    It is a matter of degree and there is obviously some point beyond which the effect is no longer detectable. But for me at least I hear differences between plastic optical cable and coax cable that my training tells me is most likely due to jitter. When I bought a jitter correction box the differences I heard between the plastic and the coax effectively dissapeared.

    which jitter correction boxes did you look at. thanks.
  • 05-05-2005, 02:14 PM
    hermanv
    Jitter box
    I was offred a Monarchy model (sorry don't remember the number) that has the optional extra long coax driver and the BNC connector for I think it was $150, new. If memory serves that was about half the going price.

    You should be able to find a used one for that amount or less as fewer people are using outboard DAC these days. Good time to pick up a first class DAC cheap too, most of them have jitter fixes built in. If you buy an external box remember you'll need two digital cables now.

    I still prefer the outboard solution, I've worn out three CD players, medium priced. I have a decent system and reasonably good ears and can hear no difference from one player to the next once the digiital signal is properly conditioned and externally decoded. I realize not everyone agrees with this assesment.
  • 05-24-2005, 05:46 PM
    JBMAudio.com
    Quote:

    Originally Posted by GMichael
    My system will let me use digital coax or digital optical cables for audio to and from: Yamaha RX-V2500. Is one any better than the other? My first thought would be to use the optical because it can not be affected by electro-magnetic fields around it. But the manual says that if I were to connect both, the receiver will default to the coax and ignore the optical. To me, this suggests that the coax are better. Has anyone ever tested these and found one to be better than the other?
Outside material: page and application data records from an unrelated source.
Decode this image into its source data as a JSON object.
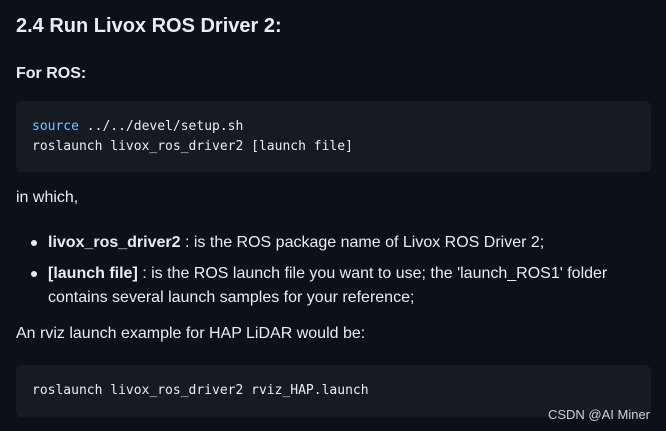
{
  "heading": "2.4 Run Livox ROS Driver 2:",
  "subheading": "For ROS:",
  "code_block_1": {
    "line1_keyword": "source",
    "line1_rest": " ../../devel/setup.sh",
    "line2": "roslaunch livox_ros_driver2 [launch file]"
  },
  "intro_text": "in which,",
  "list": [
    {
      "term": "livox_ros_driver2",
      "description": " : is the ROS package name of Livox ROS Driver 2;"
    },
    {
      "term": "[launch file]",
      "description": " : is the ROS launch file you want to use; the 'launch_ROS1' folder contains several launch samples for your reference;"
    }
  ],
  "example_text": "An rviz launch example for HAP LiDAR would be:",
  "code_block_2": {
    "line1": "roslaunch livox_ros_driver2 rviz_HAP.launch"
  },
  "watermark": "CSDN @AI Miner",
  "colors": {
    "background": "#0d1117",
    "code_background": "#161b22",
    "text": "#e6edf3",
    "keyword": "#79c0ff"
  }
}
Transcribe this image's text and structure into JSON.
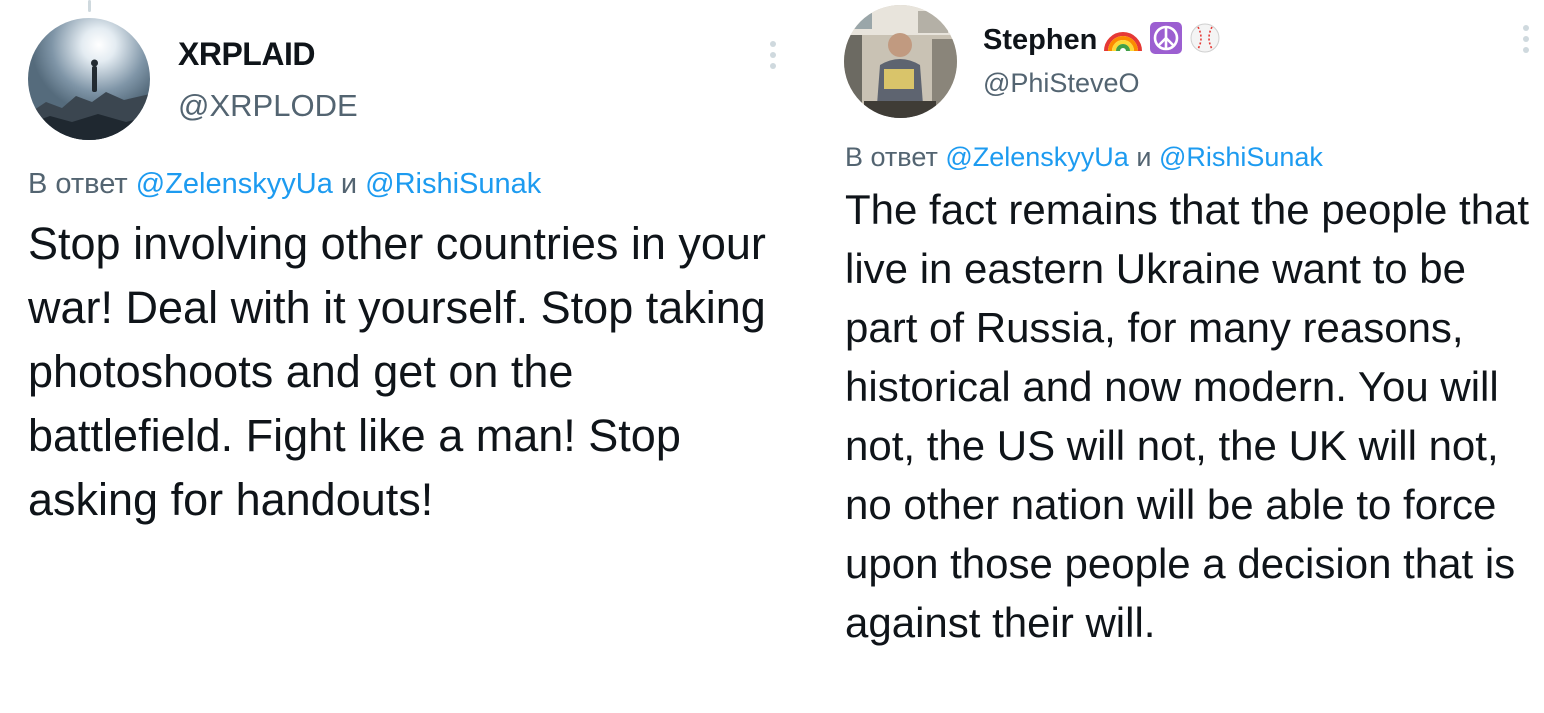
{
  "left_tweet": {
    "display_name": "XRPLAID",
    "handle": "@XRPLODE",
    "reply_prefix": "В ответ",
    "reply_mention_1": "@ZelenskyyUa",
    "reply_conjunction": "и",
    "reply_mention_2": "@RishiSunak",
    "text": "Stop involving other countries in your war! Deal with it yourself. Stop taking photoshoots and get on the battlefield. Fight like a man! Stop asking for handouts!",
    "avatar_icon": "mountain-silhouette-avatar",
    "more_icon": "more-vertical-icon"
  },
  "right_tweet": {
    "display_name": "Stephen",
    "name_emojis": [
      "rainbow-emoji",
      "peace-symbol-emoji",
      "baseball-emoji"
    ],
    "handle": "@PhiSteveO",
    "reply_prefix": "В ответ",
    "reply_mention_1": "@ZelenskyyUa",
    "reply_conjunction": "и",
    "reply_mention_2": "@RishiSunak",
    "text": "The fact remains that the people that live in eastern Ukraine want to be part of Russia, for many reasons, historical and now modern. You will not, the US will not, the UK will not, no other nation will be able to force upon those people a decision that is against their will.",
    "avatar_icon": "person-photo-avatar",
    "more_icon": "more-vertical-icon"
  },
  "colors": {
    "text": "#0f1419",
    "secondary": "#536471",
    "link": "#1d9bf0",
    "divider": "#cfd9de"
  }
}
    Simple rule of thumb here. For runs under 100 feet, go for Coax, it is cheaper, more durable, and just plain easier.
  • 05-25-2005, 06:11 AM
    noddin0ff
    Quote:

    Originally Posted by JBMAudio.com
    Simple rule of thumb here. For runs under 100 feet, go for Coax, it is cheaper, more durable, and just plain easier.

    Are you saying for runs OVER 100 feet go for optical? Or just being humorous in suggesting to always go Coax. Because a long run of optical would be very expensive and likely impractical...
  • 05-25-2005, 07:43 AM
    GMichael
    Over 100 feet? Would this be for a remote location? DVD player in one room that is zone 2 for the receiver? Or do some people just have larger rooms than I'm used to seeing? LOL. :confused:
  • 05-26-2005, 03:47 AM
    JBMAudio.com
    Quote:

    Originally Posted by noddin0ff
    Are you saying for runs OVER 100 feet go for optical? Or just being humorous in suggesting to always go Coax. Because a long run of optical would be very expensive and likely impractical...

    Because of the distance, optical would be a better choice for runs over 100 feet, but since hardly anyone ever has these long of runs, coax is the way to go
  • 05-30-2005, 10:35 AM
    Monstrous Mike
    Quote:

    Originally Posted by noddin0ff
    Are you saying for runs OVER 100 feet go for optical? Or just being humorous in suggesting to always go Coax. Because a long run of optical would be very expensive and likely impractical...

    The Toslink optical interface found in home audio is only designed for maximum runs of 25 to 30 feet. It is not a normal optical connection but was designed by Toshiba to allow for the use of inexpensive (plastic) cables with inexpensive connectors. (The challenge in real glass fiber optical cables is the glass to connector manufacturing.) Real optical cabing and interfaces would be too expensive for home audio users.